Under United States law, MacArthur Foundation grant monies may not be used to pay for attempts to influence legislation, unless they qualify under certain specific exceptions (these laws do not affect how grantees may spend money received from other sources). This paper will generally describe what activities are regarded as attempts to influence legislation and some of the exceptions available. Also, attached is a chart describing some permissible and prohibited public policy activities.
Attempts to influence legislation, commonly known as lobbying, may be of two types, direct or indirect:
Direct lobbying refers to certain communications directly with government personnel who are involved in the legislative process. They may be legislators or employees of legislative bodies, or other government personnel who participate in the formulation of the legislation concerned.
A communication with these government personnel will be lobbying only if it both refers to specific legislation and indicates a view on that legislation.
Indirect (or "grass roots") lobbying refers to communications with members of the general public. Certain "public relations" or educational activities may constitute indirect lobbying, and others will not.
Indirect lobbying communications include only communications that (1) refer to specific legislation, (2) indicate a view on the legislation, and (3) encourage the recipient of the communication to take action with respect to the legislation.
"Specific legislation" includes both legislation that has already been introduced in a legislative body and a specific legislative proposal.
Legislation refers only to action by a legislative body – such as a congress, senate, chamber of deputies, house of representatives, state legislature, local council or municipal chamber of representatives – or by the public in a referendum or similar procedure. Legislation of the United States or any other country or of any local government is included.
Legislation also includes proposed treaties required to be submitted by the President of the United States to the Senate for its advice and consent from the time the President's representative begins to negotiate its position with the prospective parties to the proposed treaties.
Action by an executive or by a judicial or administrative body does not constitute legislation, so attempts to influence such action do not constitute lobbying.
Encouraging Recipient to Take Action
A communication may encourage the recipient to take action with respect to legislation, and therefore meet the third test for indirect lobbying, in any one of the following four ways:
There are a few specific exceptions from prohibited lobbying. The most important of these for the MacArthur Foundation grantees are the exception for examinations and discussions of broad social, economic, and similar problems and the exception for nonpartisan analysis, study, or research.
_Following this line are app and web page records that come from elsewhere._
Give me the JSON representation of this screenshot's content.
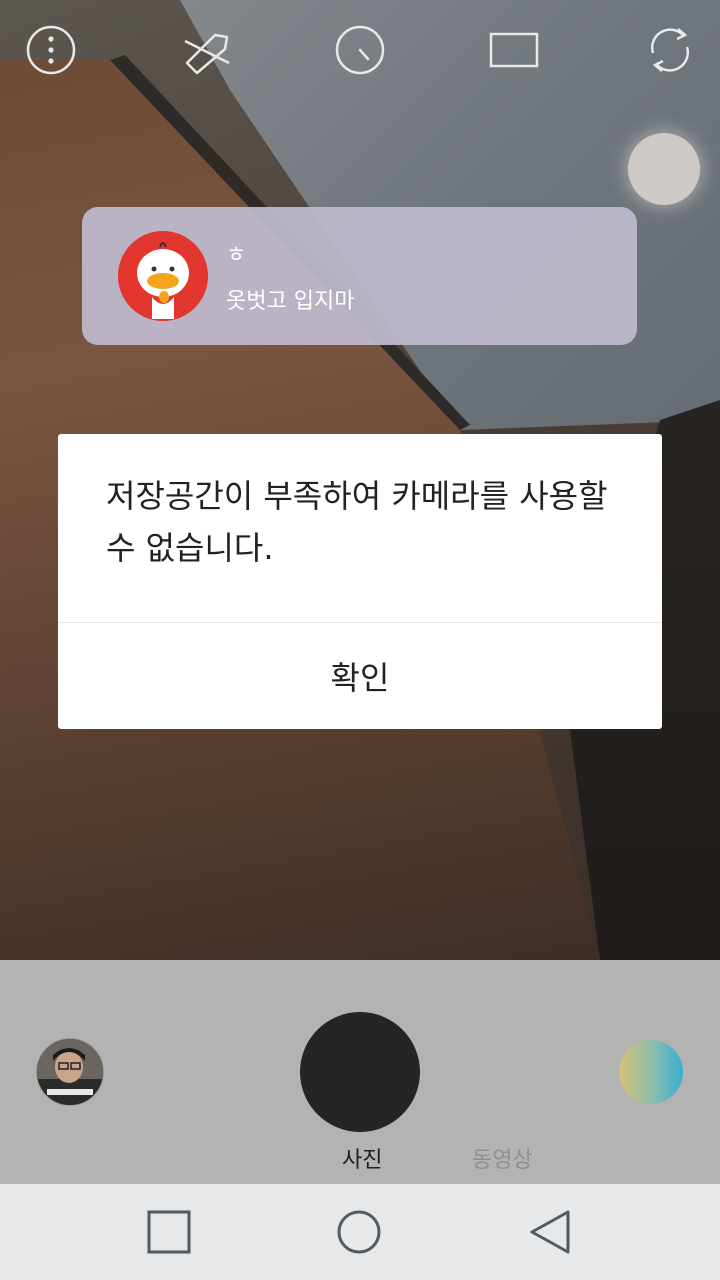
{
  "notification": {
    "title": "ㅎ",
    "message": "옷벗고 입지마"
  },
  "dialog": {
    "message": "저장공간이 부족하여 카메라를 사용할 수 없습니다.",
    "confirm_label": "확인"
  },
  "camera_modes": {
    "photo_label": "사진",
    "video_label": "동영상"
  },
  "icons": {
    "top": [
      "more-options-icon",
      "flash-off-icon",
      "timer-icon",
      "aspect-ratio-icon",
      "switch-camera-icon"
    ],
    "nav": [
      "recent-apps-icon",
      "home-icon",
      "back-icon"
    ]
  },
  "colors": {
    "dialog_bg": "#ffffff",
    "bottom_bar": "#b3b3b3",
    "shutter": "#252525",
    "notification_avatar": "#e2362e",
    "nav_bar": "#e6e8ea"
  }
}
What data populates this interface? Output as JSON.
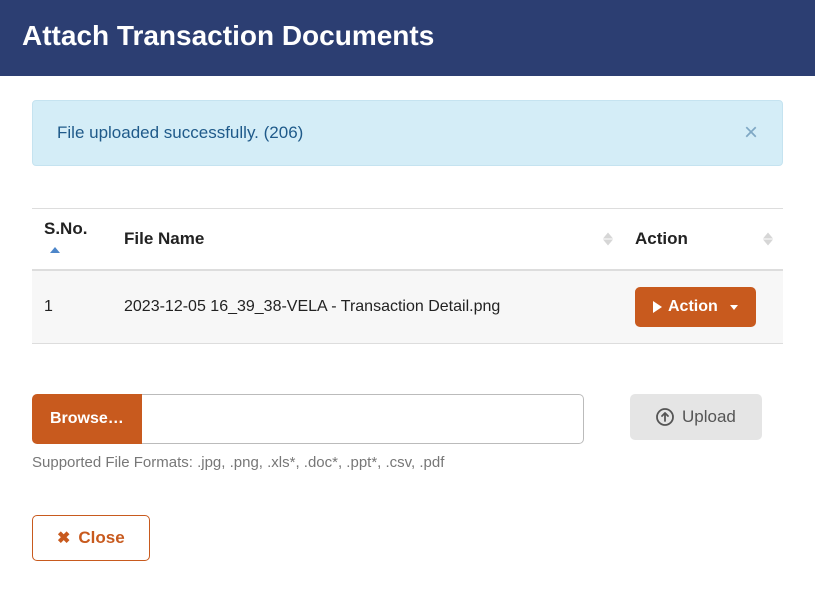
{
  "header": {
    "title": "Attach Transaction Documents"
  },
  "alert": {
    "message": "File uploaded successfully. (206)"
  },
  "table": {
    "headers": {
      "sno": "S.No.",
      "filename": "File Name",
      "action": "Action"
    },
    "rows": [
      {
        "sno": "1",
        "filename": "2023-12-05 16_39_38-VELA - Transaction Detail.png",
        "action_label": "Action"
      }
    ]
  },
  "browse": {
    "label": "Browse…"
  },
  "supported": {
    "text": "Supported File Formats: .jpg, .png, .xls*, .doc*, .ppt*, .csv, .pdf"
  },
  "upload": {
    "label": "Upload"
  },
  "close": {
    "label": "Close"
  },
  "colors": {
    "primary": "#c85a1e",
    "header_bg": "#2c3e72",
    "alert_bg": "#d4edf7"
  }
}
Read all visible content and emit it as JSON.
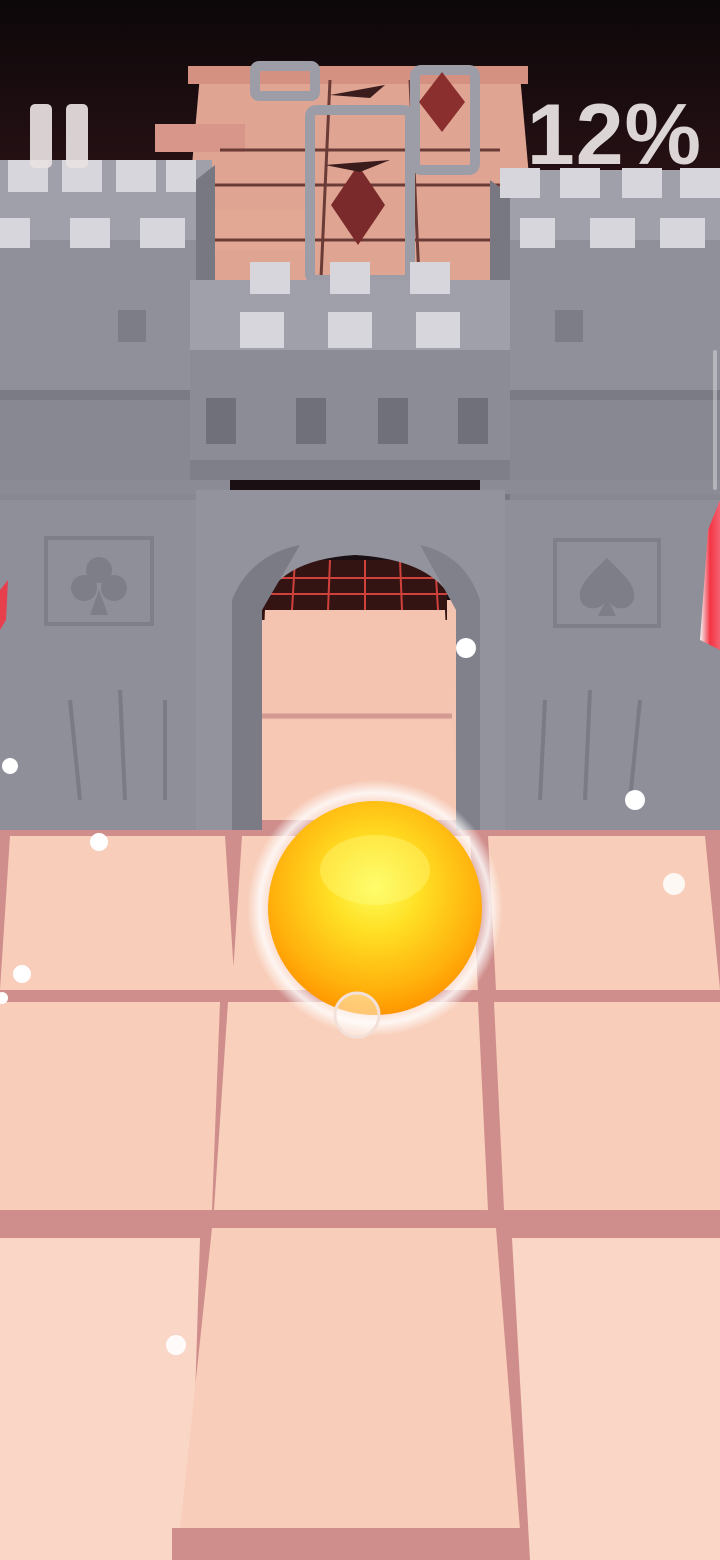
{
  "hud": {
    "progress_text": "12%",
    "progress_value": 0.12,
    "pause_icon": "pause-icon"
  },
  "scene": {
    "castle_emblems": [
      "club-icon",
      "spade-icon"
    ],
    "player": "yellow-ball",
    "colors": {
      "sky_top": "#120a0d",
      "tile": "#f8cdb9",
      "tile_grout": "#cf8e8b",
      "castle": "#8d8f99",
      "castle_light": "#a9aab2",
      "ball_core": "#fff23a",
      "ball_edge": "#ff9a00",
      "hazard": "#7a2a2a",
      "laser": "#ff2b3a"
    }
  }
}
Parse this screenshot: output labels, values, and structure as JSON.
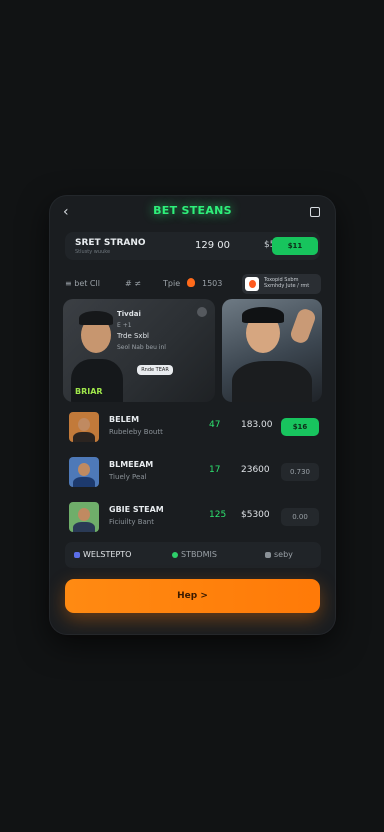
{
  "header": {
    "title": "BET STEANS",
    "back_glyph": "‹"
  },
  "balance": {
    "name": "SRET STRANO",
    "sub": "Stlusty wuuke",
    "amount": "129 00",
    "small": "$5",
    "button": "$11"
  },
  "filters": {
    "f1": "≡ bet Cll",
    "f2": "# ≠",
    "f3": "Tpie",
    "f4": "1503"
  },
  "promo": {
    "line1": "Toxopid Sxbm",
    "line2": "Sxmhdy Jute / rmt"
  },
  "hero": {
    "title": "Tivdai",
    "line2": "E +1",
    "line3": "Trde Sxbl",
    "line4": "Seol Nab beu inl",
    "chip": "Rnde TEAR",
    "jersey": "BRIAR"
  },
  "rows": [
    {
      "name": "BELEM",
      "sub": "Rubeleby Boutt",
      "num": "47",
      "value": "183.00",
      "button": "$16",
      "active": true
    },
    {
      "name": "BLMEEAM",
      "sub": "Tiuely Peal",
      "num": "17",
      "value": "23600",
      "button": "0.730",
      "active": false
    },
    {
      "name": "GBIE STEAM",
      "sub": "Ficiuilty Bant",
      "num": "125",
      "value": "$5300",
      "button": "0.00",
      "active": false
    }
  ],
  "tabs": {
    "t1": "WELSTEPTO",
    "t2": "STBDMIS",
    "t3": "seby"
  },
  "cta": {
    "label": "Hep >"
  },
  "colors": {
    "accent_green": "#18c45e",
    "accent_orange": "#ff7a08"
  }
}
A communication regarding broad social, economic, and similar problems will not constitute lobbying, even if the problems discussed are of a type with which government would be expected to deal eventually. Accordingly, it is permissible to speak to legislators or the general public about problems that the legislature should address. These communications may not, however, discuss the merits of a specific legislative proposal or directly encourage recipients to take action with respect to the legislation.
Nonpartisan analysis, study, or research means an independent or objective exposition of a particular subject matter. It may advocate a particular position or viewpoint, so long as there is a full and fair discussion of the pertinent facts, which is sufficient to enable an individual to form an independent opinion or conclusion.
The results of nonpartisan analysis, study, or research may indicate a view on specific legislation, and they may be communicated to a legislator or government official or employee involved in the legislative process. They may not, however, be communicated to members of the general public with a direct encouragement to the recipient to take action with respect to the legislation.
A grantee may not use the nonpartisan analysis, study, or research exception, such as by omitting the direct encouragement to take action, and then later use the communication for lobbying purposes. If it does, and if the grantee's primary purpose in preparing the original communication was for use in lobbying, the amounts spent to prepare the original communication will be treated as funds used for lobbying.
The use of any MacArthur Foundation grant monies to participate in any political campaign on behalf of or in opposition to any candidate for public office is also prohibited by United States law. This applies to elections both inside and outside the United States.
Also, no MacArthur Foundation grant monies may be used to make any payments that would be illegal under local law, such as to offer money to a public official to perform an official action or to omit or to delay an official action.
If you have any questions regarding the rules discussed in this memorandum, or if you would like further information please contact the Office of the General Counsel, at the John D. and Catherine T. MacArthur Foundation, 140 South Dearborn Street, Chicago, Illinois 60603-5285, U.S.A.; telephone (312) 726‑8000.
Some Permissible Public Policy Activities
Some Prohibited Public Policy Activities